Now that everybody and their dog (literally, in the case of Petsmart) is issuing club-card tracking devices for frequent shoppers, wallets are in for a serious case of overload.
Choices at the checkstand aren't that great. Either you fumble through a stack of club cards to find the right one, or use keytabs and hand over your keyring for manhandling by germy-handed strangers.
Enter the bar-code card hack from Instructables. Scanning all club-card bar codes into Photoshop, you create and laminate a single source for club-card bar codes. Kill the keytabs and cut wallet clutter:
Online to-do lists come and go, and too often, they're pale versions of standard corporate task management programs. Not Zirr.us--a free Web-based service now in beta!
This intuitive online task tracker shows pending to-dos in checklist or tag cloud view. Left-brainers will love the color-coding and visual impact; right-brainers will like the simplicity and ease of list management:
They're handy kitchen helpers, but can do so much more to organize life at home: zipper food storage bags!
Check in with blogger The Optimized Life for a list of 25 unusual uses for food storage bags. We liked this one:
"Turn a Ziploc bag into a pastry bag by snipping off a tiny corner. This allows you to frost a cake without any special tools.
Along the same lines, we'd add using a food storage bag to fill devilled eggs. Spoon the filling into the bag, snip a slightly larger corner, and heap the filling high! When finished, toss the bag for easy clean-up.
The verdict is in: a big house is not the answer to the clutter problem.
Biggest culprit: CEO's sewing area. One small room. Two large closets face one another in the hall outside with facing mirrors. Perfect for storing fabric and supplies, and just the thing for checking fit and marking hems!
Except that who can pin a hem in the middle of this? Check out this unretouched photo to see the bitter, bitter truth!
When blogger Elizabeth and her friend Kim took on the challenge to create household notebooks, they aimed high.
Deciding to create more than just a simple binder for household information, they envisioned their notebooks as "living books" that would help teach their daughters to keep house.
In these posts, Elizabeth shares her Foss Family Home Companion, while Kim outlines her Family Management Journal. Both notebook tours go further: they explain the thinking behind these two young mothers' decision to create order for their families, now and for the future.

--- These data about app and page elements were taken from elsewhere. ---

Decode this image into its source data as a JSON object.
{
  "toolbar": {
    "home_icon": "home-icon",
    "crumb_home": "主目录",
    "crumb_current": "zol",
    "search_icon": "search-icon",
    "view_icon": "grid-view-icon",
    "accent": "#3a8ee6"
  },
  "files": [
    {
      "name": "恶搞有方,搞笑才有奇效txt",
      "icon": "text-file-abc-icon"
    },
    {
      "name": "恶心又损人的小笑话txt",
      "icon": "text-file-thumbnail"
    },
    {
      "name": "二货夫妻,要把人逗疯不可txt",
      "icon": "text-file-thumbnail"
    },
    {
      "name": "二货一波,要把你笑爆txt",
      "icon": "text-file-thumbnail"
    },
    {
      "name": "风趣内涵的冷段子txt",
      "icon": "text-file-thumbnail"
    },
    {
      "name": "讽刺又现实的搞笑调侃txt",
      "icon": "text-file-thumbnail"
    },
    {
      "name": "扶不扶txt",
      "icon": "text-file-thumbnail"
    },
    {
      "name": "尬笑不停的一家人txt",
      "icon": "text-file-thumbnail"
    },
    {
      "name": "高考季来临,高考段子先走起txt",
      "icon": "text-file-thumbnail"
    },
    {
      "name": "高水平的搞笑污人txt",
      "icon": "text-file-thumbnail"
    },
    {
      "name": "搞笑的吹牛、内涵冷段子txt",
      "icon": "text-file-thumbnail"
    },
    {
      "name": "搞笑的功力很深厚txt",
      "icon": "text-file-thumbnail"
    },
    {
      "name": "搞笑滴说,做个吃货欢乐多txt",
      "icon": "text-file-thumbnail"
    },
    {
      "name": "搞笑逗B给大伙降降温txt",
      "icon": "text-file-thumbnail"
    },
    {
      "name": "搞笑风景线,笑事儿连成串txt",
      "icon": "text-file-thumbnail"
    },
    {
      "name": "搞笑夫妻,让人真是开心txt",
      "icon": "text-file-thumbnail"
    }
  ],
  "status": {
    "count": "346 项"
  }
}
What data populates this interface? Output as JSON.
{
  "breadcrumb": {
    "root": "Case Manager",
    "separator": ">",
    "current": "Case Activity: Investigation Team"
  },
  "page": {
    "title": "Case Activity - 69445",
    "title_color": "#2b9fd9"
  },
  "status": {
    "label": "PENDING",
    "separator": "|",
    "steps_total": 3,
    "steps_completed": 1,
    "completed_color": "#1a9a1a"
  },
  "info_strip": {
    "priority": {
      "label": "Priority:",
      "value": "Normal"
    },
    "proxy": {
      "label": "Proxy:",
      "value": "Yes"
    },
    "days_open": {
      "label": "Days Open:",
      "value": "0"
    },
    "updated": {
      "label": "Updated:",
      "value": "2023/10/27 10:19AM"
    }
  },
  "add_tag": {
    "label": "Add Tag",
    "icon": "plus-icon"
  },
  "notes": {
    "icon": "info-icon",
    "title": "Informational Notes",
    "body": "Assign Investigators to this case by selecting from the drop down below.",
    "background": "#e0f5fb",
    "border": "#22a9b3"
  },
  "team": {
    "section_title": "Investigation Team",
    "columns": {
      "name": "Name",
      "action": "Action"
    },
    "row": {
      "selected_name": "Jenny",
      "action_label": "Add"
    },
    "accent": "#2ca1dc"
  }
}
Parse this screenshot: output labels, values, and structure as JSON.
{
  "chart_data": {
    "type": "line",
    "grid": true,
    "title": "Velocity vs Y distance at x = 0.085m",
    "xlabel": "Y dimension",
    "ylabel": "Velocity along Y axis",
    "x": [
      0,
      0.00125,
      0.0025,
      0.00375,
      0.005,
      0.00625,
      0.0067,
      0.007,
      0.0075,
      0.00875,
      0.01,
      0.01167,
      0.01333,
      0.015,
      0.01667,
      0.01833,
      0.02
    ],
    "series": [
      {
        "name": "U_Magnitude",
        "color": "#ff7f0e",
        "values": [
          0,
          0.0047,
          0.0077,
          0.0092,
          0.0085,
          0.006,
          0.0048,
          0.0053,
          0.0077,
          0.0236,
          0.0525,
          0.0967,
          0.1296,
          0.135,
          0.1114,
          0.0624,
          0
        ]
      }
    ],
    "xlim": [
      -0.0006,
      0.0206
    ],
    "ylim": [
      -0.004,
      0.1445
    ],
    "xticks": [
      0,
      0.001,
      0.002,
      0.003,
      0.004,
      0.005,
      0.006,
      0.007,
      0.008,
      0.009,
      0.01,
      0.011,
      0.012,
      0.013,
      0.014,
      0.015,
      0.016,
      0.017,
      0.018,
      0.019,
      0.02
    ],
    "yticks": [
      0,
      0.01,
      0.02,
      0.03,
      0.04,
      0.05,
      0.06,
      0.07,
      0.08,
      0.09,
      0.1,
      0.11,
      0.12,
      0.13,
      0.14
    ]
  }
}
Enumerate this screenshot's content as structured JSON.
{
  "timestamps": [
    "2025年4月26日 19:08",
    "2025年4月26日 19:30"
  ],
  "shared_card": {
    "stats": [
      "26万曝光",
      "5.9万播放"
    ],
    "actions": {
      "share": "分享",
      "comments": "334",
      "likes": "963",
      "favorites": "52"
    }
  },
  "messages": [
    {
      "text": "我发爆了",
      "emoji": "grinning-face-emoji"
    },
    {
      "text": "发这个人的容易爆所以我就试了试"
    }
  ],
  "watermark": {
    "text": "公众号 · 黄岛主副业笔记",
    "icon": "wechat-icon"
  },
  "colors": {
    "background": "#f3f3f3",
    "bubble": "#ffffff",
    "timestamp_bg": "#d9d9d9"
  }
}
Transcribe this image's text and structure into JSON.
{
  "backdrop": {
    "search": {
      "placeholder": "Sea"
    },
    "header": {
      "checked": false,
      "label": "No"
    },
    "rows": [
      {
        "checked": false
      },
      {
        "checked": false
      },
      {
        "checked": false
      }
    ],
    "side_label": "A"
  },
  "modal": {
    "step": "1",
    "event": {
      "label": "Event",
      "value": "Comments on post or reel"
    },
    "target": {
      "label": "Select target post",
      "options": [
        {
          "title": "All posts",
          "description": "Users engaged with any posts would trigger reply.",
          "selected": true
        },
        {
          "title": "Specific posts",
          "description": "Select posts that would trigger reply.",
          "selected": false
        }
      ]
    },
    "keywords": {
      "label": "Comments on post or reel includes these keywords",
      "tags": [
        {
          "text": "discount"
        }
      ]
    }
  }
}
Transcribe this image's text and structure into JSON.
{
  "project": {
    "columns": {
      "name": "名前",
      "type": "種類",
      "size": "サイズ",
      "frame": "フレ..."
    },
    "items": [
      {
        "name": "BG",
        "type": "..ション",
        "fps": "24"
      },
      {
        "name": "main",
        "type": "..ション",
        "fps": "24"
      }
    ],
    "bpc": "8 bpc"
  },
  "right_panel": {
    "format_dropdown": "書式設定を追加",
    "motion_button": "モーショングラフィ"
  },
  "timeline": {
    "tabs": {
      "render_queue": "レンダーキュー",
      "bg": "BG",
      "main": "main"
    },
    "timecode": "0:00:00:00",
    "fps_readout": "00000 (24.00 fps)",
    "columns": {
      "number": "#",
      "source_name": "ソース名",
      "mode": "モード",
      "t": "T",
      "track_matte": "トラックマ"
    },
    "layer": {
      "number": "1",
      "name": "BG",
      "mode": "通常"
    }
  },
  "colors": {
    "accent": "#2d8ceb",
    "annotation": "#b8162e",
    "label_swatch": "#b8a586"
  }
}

Don't miss Kim's downloadable dividers and forms in Microsoft Word format. Check them out: